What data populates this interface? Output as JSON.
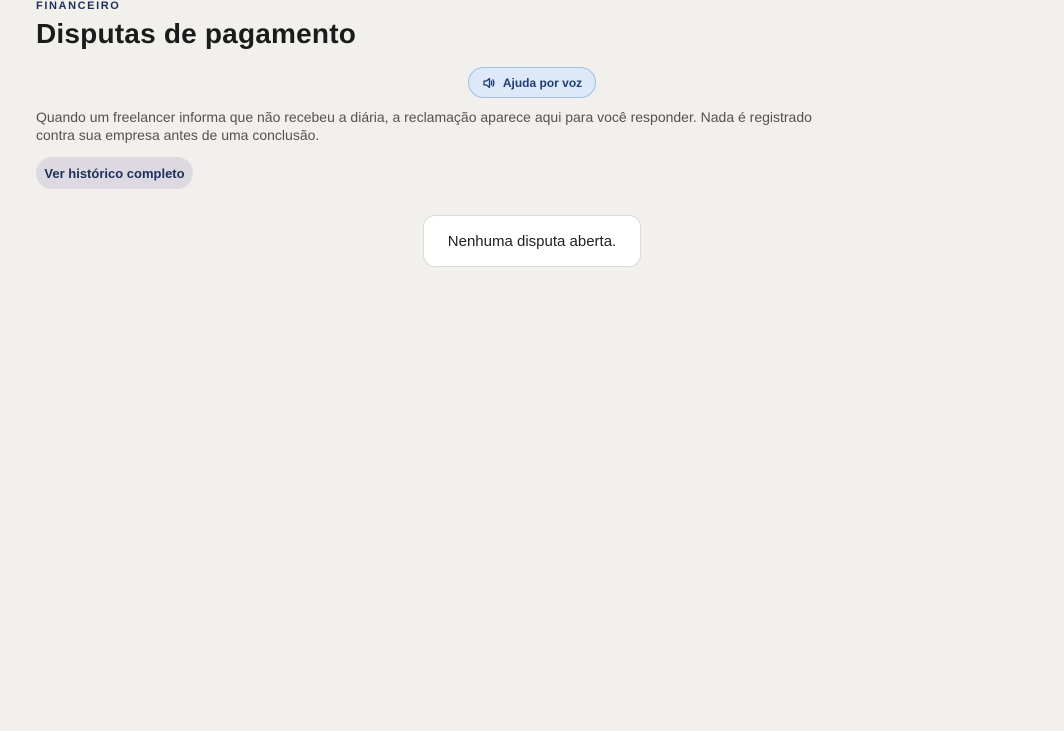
{
  "header": {
    "eyebrow": "FINANCEIRO",
    "title": "Disputas de pagamento"
  },
  "voice_help": {
    "label": "Ajuda por voz",
    "icon": "speaker-icon"
  },
  "description": "Quando um freelancer informa que não recebeu a diária, a reclamação aparece aqui para você responder. Nada é registrado contra sua empresa antes de uma conclusão.",
  "history_button": {
    "label": "Ver histórico completo"
  },
  "empty_state": {
    "message": "Nenhuma disputa aberta."
  },
  "colors": {
    "background": "#f2f0ec",
    "accent_dark": "#1f2f5c",
    "voice_button_bg": "#dde9f8",
    "voice_button_border": "#9cc0ea"
  }
}
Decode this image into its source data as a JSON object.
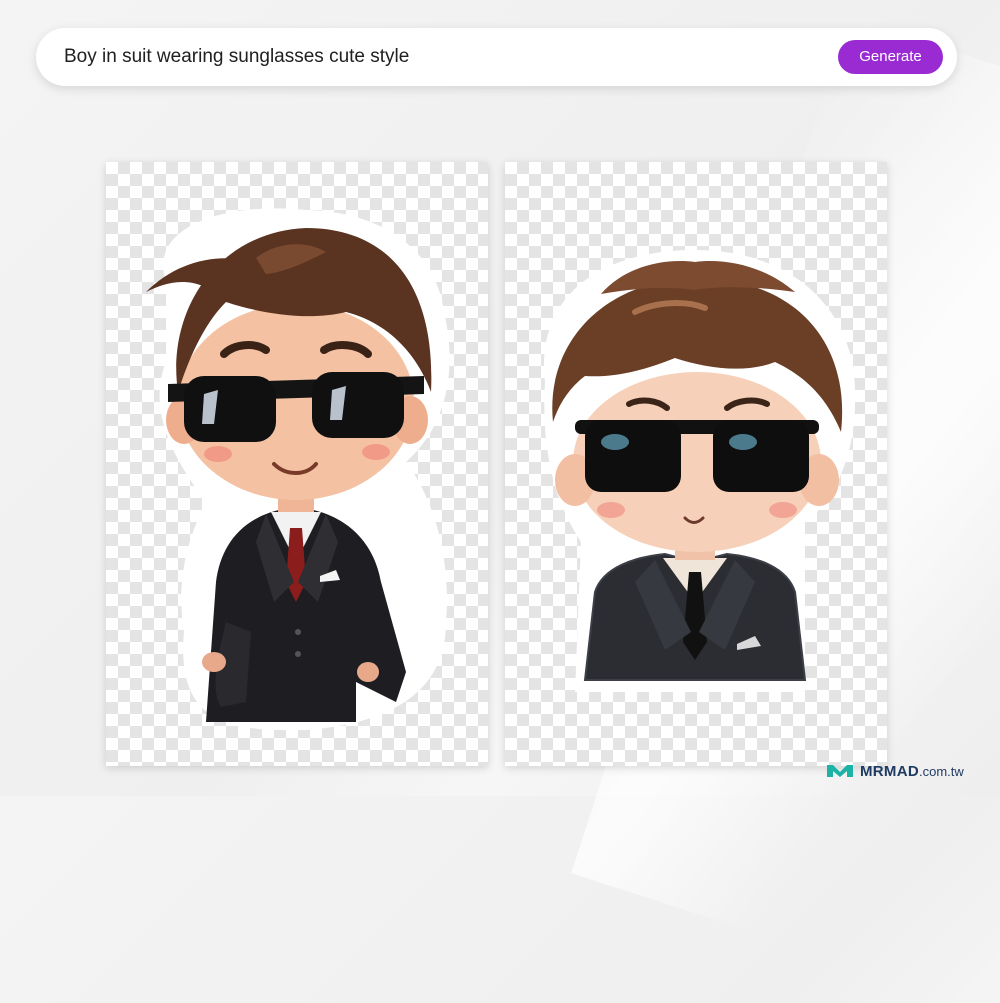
{
  "prompt": {
    "text": "Boy in suit wearing sunglasses cute style"
  },
  "generate_button": {
    "label": "Generate",
    "color": "#9a2bd3"
  },
  "results": [
    {
      "name": "sticker-result-1",
      "subject": "chibi boy in black suit with red tie and sunglasses"
    },
    {
      "name": "sticker-result-2",
      "subject": "chibi boy in plaid suit with black tie and sunglasses"
    }
  ],
  "watermark": {
    "brand": "MRMAD",
    "domain": ".com.tw",
    "color": "#1f3b63"
  }
}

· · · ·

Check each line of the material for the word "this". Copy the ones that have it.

Expected output:
What data populates this interface? Output as JSON.
Decode this image into its source data as a JSON object.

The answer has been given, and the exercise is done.